We didn’t have to dumpster dive, because our community came together to support us.

The idea for this article was conceived in our office pantry (where else, really?) when we questioned how easy it really is to get free food in Singapore.

We decided to give it a try; we gave up our lunch money for a couple of days and hoped hard that we wouldn’t have to dumpster dive (editor’s note: the marketing team behind Giving.sg is quite squeamish). A lot was learnt about ourselves, and the community around us.

How to get free food from your colleagues

Our week started well. We had our annual staff retreat where lunch was catered, and we managed to scrounge leftovers in the pantry. But by Day 3, our luck had run out. We tried turning to Google to search for free food places, but guilt took over and we couldn’t bring ourselves to go there in the name of a social experiment. It got to 11.30AM, and we’d resigned ourselves to Milo and biscuits, our pantry staples.

But help came in the form of a wonderful colleague. Somehow, word had gotten around that we were doing this experiment, and she’d deliberately saved us leftovers from a team lunch. It was just some pieces of fried chicken between the two of us, hardly the most nutritious meal, but the thought behind it kept our hearts and stomachs full.


Photo credit: Daniel Food Diary

That week, we were surprised by the different ways in which help came in. Colleagues would leave snacks on our desk, offer us a bite of their da-baoed lunches, or give us tips on how/where to get food. In a way, our little work community rallied together to make sure that we didn’t go hungry.

How does this translate to the larger community?

How do we rally together to give help to those who need it, we wondered. Does the kampung spirit really exist?

We volunteered with Free Food for All to find out

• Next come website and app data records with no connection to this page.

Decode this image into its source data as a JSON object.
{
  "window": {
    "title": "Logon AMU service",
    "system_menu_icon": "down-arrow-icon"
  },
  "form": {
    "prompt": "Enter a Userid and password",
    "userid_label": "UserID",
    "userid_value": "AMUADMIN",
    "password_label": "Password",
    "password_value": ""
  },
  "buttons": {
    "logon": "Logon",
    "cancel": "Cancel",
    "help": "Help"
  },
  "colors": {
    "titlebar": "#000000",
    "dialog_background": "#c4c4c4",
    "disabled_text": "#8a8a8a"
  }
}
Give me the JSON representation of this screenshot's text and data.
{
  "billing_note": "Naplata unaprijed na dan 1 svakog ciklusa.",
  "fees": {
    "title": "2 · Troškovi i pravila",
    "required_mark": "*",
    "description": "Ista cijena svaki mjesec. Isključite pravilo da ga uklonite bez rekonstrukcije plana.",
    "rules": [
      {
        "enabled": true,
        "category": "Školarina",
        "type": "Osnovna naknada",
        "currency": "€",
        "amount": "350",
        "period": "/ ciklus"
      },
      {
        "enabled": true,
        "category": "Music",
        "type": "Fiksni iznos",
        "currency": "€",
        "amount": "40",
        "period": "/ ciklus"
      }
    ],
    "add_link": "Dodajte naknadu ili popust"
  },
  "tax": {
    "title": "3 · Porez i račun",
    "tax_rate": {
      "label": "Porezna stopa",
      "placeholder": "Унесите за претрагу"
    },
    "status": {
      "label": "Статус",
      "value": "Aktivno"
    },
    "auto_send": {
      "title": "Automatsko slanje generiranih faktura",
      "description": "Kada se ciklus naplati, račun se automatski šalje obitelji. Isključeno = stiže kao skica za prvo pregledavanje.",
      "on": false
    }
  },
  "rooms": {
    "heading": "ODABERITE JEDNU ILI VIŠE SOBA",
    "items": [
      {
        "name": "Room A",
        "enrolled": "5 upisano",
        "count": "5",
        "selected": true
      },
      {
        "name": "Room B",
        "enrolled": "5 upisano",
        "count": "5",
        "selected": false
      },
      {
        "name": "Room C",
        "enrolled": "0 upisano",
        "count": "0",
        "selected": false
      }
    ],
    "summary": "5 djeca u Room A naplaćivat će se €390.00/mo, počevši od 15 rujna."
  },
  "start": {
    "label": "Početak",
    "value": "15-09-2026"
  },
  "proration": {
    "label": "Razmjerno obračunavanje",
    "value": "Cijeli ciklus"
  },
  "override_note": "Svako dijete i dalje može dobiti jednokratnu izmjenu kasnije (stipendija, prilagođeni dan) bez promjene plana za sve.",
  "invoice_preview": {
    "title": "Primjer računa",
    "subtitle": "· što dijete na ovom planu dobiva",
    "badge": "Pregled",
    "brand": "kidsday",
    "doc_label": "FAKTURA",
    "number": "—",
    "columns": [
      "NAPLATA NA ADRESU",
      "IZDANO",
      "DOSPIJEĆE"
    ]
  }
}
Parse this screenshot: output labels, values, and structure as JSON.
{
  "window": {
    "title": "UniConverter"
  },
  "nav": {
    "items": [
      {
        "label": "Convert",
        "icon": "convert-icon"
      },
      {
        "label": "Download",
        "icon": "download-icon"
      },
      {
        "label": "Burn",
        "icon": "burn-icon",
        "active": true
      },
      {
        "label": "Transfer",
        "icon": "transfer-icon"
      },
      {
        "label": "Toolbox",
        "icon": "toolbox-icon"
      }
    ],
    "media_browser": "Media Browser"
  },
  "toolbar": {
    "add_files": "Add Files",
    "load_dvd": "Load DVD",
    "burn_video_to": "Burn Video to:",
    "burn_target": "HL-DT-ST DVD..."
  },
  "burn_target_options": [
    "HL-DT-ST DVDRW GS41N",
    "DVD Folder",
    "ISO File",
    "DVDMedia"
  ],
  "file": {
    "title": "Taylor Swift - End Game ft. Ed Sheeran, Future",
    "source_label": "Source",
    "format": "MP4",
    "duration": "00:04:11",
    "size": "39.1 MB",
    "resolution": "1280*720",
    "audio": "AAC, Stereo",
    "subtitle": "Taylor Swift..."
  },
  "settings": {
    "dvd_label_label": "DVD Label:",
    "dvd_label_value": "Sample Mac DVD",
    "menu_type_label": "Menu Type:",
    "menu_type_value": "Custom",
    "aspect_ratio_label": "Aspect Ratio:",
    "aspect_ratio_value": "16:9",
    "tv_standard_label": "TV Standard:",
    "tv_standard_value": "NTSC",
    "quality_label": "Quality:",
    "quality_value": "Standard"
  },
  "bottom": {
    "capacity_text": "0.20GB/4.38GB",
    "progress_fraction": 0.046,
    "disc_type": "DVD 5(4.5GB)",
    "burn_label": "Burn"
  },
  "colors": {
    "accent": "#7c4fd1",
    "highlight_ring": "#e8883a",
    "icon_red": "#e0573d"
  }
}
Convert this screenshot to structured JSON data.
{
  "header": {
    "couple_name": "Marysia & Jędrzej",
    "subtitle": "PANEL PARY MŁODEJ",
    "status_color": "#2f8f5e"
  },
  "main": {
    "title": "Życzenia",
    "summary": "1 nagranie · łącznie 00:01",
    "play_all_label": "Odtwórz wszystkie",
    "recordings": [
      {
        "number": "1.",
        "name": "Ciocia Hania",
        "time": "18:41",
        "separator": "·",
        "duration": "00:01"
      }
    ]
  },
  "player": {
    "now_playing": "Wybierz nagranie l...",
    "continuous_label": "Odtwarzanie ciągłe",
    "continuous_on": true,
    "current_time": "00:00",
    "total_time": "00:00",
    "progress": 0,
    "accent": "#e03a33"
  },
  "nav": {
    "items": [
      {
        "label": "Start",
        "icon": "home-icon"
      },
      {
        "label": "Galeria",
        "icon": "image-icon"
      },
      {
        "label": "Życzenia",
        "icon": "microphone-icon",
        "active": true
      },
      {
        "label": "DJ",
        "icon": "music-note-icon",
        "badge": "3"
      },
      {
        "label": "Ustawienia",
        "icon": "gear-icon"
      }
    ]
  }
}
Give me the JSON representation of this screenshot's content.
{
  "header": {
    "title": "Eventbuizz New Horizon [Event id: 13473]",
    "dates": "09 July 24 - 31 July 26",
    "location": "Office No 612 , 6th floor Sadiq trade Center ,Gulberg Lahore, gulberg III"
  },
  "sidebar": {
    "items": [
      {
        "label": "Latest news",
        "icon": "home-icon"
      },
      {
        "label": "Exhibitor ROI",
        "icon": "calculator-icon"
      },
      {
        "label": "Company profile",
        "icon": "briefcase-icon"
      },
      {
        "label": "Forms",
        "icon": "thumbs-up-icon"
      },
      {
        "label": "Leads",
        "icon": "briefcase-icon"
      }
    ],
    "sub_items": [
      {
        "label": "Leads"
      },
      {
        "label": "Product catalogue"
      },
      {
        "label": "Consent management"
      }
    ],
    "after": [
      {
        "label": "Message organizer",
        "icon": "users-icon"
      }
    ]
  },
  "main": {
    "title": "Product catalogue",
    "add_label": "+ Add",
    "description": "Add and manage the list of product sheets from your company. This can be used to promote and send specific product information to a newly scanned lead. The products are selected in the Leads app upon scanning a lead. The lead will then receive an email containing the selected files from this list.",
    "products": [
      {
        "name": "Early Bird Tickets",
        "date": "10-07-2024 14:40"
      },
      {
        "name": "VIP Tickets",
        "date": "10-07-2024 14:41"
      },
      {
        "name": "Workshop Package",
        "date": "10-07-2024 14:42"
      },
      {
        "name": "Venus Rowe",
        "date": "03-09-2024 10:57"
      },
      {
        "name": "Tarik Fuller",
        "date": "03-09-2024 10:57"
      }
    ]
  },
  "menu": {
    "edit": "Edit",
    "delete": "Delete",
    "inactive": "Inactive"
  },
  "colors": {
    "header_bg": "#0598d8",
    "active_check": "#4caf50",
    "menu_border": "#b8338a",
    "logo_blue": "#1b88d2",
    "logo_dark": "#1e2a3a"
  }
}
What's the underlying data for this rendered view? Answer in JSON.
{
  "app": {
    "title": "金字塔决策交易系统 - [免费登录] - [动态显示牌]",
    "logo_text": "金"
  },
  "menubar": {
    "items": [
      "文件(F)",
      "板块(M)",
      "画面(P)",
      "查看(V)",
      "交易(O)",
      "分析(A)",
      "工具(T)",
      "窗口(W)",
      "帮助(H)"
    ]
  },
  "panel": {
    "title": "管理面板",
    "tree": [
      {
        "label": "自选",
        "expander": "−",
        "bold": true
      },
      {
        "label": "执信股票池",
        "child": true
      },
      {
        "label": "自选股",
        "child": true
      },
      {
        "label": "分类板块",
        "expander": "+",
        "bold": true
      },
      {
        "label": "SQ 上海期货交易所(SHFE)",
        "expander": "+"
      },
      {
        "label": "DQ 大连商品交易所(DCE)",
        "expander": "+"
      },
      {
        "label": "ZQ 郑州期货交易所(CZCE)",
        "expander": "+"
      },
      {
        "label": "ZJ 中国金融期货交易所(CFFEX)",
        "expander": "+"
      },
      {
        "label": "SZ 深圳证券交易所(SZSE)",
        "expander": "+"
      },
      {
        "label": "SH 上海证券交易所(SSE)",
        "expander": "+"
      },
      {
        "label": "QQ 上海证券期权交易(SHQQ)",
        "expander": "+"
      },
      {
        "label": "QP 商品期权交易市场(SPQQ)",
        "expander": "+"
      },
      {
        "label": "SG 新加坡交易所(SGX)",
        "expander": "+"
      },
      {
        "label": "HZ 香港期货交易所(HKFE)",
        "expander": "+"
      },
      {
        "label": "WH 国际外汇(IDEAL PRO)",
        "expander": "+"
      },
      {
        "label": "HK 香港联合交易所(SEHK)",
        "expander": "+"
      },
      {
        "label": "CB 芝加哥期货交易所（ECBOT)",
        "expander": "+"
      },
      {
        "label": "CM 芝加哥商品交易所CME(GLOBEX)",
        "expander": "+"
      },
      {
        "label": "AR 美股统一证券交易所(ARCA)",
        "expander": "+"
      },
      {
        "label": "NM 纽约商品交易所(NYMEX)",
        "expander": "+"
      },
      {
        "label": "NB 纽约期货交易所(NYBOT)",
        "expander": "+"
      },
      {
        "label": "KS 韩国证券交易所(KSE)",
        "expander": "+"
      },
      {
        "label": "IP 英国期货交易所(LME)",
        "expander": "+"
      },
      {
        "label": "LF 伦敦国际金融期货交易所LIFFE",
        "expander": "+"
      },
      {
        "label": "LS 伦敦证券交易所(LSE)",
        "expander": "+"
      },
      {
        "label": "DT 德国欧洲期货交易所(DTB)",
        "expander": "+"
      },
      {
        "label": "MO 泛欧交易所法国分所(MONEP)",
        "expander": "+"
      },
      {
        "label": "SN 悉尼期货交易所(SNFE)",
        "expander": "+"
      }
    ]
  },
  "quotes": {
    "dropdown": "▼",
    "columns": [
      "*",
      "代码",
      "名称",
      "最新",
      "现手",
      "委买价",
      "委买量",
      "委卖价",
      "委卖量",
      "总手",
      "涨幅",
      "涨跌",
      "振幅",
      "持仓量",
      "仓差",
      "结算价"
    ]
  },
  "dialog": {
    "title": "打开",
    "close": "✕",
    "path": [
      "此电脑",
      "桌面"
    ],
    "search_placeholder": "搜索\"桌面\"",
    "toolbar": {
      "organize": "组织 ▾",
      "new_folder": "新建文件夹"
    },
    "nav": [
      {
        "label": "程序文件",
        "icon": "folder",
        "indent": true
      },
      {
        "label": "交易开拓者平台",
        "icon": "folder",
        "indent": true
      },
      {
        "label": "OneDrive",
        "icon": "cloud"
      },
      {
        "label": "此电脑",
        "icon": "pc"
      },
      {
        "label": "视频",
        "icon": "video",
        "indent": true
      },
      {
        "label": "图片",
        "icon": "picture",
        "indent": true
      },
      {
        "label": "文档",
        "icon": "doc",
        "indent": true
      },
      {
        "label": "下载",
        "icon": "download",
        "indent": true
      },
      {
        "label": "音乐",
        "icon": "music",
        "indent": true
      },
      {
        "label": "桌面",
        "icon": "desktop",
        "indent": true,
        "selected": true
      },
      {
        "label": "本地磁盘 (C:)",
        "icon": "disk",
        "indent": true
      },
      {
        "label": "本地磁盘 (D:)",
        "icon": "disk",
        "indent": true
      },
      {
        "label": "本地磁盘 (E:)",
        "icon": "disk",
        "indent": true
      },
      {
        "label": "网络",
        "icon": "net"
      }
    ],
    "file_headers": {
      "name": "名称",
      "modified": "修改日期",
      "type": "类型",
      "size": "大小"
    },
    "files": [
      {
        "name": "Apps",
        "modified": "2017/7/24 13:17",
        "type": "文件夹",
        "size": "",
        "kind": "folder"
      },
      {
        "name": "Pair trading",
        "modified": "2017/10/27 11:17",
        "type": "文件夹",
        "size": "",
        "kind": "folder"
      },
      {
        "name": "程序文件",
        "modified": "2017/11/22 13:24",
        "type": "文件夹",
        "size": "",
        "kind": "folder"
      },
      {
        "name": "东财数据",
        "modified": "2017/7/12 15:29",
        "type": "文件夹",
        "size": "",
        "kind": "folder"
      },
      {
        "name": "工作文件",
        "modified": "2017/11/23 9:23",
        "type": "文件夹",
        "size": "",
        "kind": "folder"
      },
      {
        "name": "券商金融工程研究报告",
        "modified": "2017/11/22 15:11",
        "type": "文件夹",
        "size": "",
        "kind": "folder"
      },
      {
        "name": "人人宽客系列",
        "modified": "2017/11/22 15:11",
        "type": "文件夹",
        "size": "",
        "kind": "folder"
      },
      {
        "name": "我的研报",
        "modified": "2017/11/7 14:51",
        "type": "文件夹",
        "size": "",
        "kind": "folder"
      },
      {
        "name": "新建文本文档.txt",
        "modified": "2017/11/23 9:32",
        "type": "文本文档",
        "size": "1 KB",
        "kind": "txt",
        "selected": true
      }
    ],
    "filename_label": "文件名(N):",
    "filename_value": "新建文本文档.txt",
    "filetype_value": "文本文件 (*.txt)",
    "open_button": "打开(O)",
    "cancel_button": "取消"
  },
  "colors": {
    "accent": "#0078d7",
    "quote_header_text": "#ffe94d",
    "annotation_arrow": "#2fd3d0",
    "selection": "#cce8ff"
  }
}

It’s 5pm on a Saturday afternoon, and after getting lost in Macpherson estate, we finally locate the group of volunteers from Free Food for All (FFFA), a charity that distributes food to those who need a meal. Things are running a little behind schedule, but the volunteers are unfazed and wait patiently for the food to arrive.

Once the van arrives, they spring into action separating into small groups to pack the food according to flats, and then blocks. Things are moving so fast; everyone knows exactly what they need to do. “Most of them are regulars” says Diana, an intern at FFFA. Within 15 minutes, all the food is packed, and the volunteers disperse into groups to deliver it to the low-income families living in the area.


We join a group, led by Maslinda (Lin), headed to Block 12-14. She has a list – on one column, there’s the unit number, and on the other, the number of boxes of food. “We always start from the top” she says, as she holds the lift door open for us. We traipse up and down the staircase of Block 13, knocking on doors and handing out boxes of food to the residents.


“The last two houses we’ll visit are my own house!” Lin chirps. It takes a while for us to get what she means. Turns out, Lin isn’t just a garang volunteer who seems to know everyone in Block 13. She is also a recipient of food from FFFA.

The kampung spirit exists

And in more ways than we expected. Our work community rallying to feed us was only a small glimpse of the larger community we live in. The kindness and enthusiasm we saw from the FFFA volunteers, some of whom were recipients themselves, who braved the heat to distribute food to their neighbours, left us feeling inspired and confident that we are truly becoming a #CityofGood.